[HOW TO COMPLETE THIS TASK] Pull every line containing "from" out of the material below.

[RAW DATA]
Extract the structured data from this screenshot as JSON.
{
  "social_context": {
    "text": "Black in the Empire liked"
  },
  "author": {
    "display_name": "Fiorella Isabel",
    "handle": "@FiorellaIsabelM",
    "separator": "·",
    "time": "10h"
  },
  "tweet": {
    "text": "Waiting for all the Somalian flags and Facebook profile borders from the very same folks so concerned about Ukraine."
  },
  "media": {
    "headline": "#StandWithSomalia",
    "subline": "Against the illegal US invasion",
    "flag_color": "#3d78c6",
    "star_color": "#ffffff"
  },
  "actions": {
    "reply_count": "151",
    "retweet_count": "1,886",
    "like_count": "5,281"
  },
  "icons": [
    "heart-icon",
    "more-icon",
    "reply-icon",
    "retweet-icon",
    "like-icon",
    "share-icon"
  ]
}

[SOLUTION TO THIS TASK]
Extract the structured data from this screenshot as JSON.
    "text": "Waiting for all the Somalian flags and Facebook profile borders from the very same folks so concerned about Ukraine."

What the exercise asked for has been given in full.